* [ACTIVITY] Search the material for the word "geçiniz" and copy each line that holds it.

-- SOURCE DATA follows --

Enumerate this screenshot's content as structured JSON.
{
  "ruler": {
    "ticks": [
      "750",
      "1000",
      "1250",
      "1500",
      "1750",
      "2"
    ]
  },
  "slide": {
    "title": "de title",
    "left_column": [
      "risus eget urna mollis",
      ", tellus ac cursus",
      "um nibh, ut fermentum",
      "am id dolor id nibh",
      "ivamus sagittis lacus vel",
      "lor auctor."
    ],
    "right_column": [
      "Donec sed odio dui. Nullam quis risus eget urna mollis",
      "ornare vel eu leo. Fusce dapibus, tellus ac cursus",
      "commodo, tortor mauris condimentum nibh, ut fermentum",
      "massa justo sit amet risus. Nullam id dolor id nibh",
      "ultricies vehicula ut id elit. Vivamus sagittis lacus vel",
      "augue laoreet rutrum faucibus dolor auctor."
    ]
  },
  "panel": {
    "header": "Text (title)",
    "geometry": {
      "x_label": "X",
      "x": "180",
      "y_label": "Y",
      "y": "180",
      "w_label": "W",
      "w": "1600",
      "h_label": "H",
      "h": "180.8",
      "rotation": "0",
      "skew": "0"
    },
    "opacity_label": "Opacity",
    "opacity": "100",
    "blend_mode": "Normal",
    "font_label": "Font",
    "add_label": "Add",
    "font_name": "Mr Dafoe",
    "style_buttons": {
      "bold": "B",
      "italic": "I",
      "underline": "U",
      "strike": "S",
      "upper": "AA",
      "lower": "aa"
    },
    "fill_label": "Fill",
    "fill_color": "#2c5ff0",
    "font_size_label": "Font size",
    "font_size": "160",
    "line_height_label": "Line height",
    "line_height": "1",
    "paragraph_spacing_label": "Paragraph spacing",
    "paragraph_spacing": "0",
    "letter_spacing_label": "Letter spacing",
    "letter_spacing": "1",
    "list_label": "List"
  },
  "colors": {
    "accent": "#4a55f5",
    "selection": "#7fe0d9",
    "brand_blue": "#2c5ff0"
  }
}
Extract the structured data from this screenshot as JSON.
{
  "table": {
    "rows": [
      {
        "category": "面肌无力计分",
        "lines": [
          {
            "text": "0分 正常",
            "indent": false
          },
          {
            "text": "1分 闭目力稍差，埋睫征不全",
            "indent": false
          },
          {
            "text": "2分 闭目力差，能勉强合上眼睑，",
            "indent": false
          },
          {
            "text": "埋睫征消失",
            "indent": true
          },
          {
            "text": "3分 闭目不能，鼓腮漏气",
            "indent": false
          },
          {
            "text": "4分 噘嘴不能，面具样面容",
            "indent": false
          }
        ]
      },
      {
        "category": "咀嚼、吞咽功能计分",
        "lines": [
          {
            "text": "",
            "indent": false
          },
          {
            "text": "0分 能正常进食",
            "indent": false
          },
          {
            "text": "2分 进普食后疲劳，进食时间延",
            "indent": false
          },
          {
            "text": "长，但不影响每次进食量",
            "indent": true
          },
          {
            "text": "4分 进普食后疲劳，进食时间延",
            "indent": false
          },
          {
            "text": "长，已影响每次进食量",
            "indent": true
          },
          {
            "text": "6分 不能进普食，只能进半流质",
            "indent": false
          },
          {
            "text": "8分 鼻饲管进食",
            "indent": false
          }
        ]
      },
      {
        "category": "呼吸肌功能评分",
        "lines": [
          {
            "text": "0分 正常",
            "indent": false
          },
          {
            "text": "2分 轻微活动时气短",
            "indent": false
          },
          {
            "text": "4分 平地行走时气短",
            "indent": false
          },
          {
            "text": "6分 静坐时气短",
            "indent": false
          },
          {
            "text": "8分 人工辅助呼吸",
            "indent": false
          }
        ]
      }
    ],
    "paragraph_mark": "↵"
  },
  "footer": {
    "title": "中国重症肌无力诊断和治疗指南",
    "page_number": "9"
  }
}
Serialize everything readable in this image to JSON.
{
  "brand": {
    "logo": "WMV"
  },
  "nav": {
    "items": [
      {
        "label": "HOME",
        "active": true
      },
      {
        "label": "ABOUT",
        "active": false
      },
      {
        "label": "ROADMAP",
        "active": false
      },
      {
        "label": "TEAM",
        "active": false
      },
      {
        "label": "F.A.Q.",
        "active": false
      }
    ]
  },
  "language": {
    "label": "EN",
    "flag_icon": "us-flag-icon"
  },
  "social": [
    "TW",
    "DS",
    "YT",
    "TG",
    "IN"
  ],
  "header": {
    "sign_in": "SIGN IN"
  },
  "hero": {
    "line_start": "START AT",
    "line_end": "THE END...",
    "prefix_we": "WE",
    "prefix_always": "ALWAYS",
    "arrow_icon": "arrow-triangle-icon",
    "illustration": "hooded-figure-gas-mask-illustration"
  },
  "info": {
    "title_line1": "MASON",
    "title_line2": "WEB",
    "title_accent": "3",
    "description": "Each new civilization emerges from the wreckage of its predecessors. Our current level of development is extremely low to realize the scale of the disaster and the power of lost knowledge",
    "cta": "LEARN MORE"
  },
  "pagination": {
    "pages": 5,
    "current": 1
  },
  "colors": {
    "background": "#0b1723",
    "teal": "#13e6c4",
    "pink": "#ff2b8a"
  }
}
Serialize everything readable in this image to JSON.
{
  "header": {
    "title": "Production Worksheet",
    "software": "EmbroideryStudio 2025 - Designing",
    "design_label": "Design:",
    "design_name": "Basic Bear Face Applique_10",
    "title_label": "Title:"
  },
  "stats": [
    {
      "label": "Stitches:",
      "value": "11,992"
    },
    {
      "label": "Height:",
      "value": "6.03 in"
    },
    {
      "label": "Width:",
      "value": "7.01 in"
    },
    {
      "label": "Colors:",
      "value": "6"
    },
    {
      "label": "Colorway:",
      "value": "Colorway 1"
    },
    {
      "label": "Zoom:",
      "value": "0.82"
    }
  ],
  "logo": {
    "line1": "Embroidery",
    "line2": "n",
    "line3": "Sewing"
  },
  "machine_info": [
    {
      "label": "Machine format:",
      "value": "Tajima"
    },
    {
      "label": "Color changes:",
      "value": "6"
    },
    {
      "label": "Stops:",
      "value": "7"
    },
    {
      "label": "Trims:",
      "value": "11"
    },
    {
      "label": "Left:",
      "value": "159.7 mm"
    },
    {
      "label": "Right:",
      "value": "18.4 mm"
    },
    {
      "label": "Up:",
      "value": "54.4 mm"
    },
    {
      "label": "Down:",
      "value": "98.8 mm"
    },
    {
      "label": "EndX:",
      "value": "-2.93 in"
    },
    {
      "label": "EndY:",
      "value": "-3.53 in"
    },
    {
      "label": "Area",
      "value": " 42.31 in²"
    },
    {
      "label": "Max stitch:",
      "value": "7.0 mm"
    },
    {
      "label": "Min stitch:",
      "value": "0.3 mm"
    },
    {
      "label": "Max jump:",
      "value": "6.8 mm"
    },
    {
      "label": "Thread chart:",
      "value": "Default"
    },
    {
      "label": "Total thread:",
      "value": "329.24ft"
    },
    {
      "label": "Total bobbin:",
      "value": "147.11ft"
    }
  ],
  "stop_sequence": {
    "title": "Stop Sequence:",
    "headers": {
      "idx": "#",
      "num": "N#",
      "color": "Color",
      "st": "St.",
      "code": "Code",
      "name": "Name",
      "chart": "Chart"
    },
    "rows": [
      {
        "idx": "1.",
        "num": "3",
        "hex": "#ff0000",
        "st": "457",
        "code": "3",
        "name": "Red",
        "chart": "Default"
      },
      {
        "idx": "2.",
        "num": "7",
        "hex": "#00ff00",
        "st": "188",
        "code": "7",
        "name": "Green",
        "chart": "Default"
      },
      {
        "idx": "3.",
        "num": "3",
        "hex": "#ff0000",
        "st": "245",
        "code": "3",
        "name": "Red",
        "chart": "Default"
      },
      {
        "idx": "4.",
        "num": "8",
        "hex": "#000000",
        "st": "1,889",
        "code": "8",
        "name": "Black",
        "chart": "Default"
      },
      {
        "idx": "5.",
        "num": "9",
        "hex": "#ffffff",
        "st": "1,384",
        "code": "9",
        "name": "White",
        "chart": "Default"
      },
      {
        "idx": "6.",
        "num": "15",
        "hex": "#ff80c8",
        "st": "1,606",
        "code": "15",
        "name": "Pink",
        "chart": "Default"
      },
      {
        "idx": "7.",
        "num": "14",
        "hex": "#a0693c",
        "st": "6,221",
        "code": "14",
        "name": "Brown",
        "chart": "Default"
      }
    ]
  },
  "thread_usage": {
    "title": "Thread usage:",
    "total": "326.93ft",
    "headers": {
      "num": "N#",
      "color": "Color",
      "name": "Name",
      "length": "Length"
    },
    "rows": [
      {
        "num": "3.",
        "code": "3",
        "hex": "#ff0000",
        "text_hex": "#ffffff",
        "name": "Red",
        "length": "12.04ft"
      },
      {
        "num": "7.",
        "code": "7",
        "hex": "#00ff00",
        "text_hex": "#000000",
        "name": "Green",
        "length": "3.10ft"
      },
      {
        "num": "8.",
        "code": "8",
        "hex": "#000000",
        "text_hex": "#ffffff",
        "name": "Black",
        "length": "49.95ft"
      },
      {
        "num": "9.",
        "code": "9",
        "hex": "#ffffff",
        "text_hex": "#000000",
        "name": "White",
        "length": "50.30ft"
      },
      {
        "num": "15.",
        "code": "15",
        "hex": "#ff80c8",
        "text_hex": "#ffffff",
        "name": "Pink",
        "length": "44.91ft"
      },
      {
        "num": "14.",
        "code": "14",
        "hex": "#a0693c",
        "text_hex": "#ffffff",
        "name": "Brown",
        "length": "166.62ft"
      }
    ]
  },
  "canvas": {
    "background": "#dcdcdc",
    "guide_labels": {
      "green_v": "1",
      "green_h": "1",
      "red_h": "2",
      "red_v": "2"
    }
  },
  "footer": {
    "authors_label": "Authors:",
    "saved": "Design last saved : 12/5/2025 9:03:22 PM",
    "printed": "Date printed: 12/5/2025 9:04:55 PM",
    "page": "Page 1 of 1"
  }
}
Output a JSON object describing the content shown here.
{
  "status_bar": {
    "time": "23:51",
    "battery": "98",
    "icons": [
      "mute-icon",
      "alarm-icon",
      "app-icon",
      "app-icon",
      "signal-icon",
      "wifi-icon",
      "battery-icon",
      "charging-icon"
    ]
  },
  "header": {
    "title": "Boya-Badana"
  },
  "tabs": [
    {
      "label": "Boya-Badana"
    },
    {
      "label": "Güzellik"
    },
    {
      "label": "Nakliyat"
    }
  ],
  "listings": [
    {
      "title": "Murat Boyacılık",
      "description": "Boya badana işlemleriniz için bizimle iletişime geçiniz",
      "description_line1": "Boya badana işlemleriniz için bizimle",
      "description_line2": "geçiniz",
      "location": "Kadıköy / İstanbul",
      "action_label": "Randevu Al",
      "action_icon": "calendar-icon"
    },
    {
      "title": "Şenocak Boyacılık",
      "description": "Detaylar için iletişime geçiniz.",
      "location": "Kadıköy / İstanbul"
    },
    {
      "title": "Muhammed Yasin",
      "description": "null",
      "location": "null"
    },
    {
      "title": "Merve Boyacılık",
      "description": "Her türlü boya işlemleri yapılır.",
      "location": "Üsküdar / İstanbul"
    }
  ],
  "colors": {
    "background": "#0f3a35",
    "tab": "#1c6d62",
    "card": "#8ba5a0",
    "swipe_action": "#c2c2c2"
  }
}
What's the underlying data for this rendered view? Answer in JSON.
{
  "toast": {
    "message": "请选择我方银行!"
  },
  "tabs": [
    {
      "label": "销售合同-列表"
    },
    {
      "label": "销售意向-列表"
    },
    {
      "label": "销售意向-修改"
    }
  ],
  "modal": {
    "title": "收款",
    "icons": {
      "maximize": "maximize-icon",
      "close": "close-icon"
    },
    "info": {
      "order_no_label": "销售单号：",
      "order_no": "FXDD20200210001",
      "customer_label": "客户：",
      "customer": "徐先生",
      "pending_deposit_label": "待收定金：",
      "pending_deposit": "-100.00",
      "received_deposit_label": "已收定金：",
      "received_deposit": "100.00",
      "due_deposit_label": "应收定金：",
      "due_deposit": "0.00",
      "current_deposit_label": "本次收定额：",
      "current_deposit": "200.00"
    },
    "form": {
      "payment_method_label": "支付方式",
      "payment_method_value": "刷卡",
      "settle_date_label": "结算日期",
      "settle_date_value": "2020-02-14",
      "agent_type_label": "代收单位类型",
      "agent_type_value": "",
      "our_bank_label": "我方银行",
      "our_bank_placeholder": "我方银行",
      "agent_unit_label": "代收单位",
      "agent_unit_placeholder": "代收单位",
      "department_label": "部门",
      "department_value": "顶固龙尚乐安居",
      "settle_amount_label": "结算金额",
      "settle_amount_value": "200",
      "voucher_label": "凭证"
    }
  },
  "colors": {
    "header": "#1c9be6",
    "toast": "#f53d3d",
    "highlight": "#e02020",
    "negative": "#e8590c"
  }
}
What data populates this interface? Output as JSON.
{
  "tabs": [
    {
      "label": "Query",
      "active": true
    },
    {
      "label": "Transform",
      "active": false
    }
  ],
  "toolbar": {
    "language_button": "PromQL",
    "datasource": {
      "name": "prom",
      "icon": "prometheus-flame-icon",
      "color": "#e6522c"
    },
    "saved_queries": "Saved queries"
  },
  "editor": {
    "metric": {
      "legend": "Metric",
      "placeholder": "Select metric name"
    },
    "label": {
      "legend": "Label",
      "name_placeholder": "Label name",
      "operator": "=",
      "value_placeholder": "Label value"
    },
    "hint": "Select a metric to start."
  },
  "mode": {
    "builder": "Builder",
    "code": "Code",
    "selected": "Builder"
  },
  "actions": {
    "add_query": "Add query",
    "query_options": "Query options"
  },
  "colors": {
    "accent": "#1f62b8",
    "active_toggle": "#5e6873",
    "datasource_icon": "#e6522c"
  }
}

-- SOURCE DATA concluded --

* [RESULT FOR THIS EXERCISE]
      "description": "Boya badana işlemleriniz için bizimle iletişime geçiniz",
      "description_line2": "geçiniz",
      "description": "Detaylar için iletişime geçiniz.",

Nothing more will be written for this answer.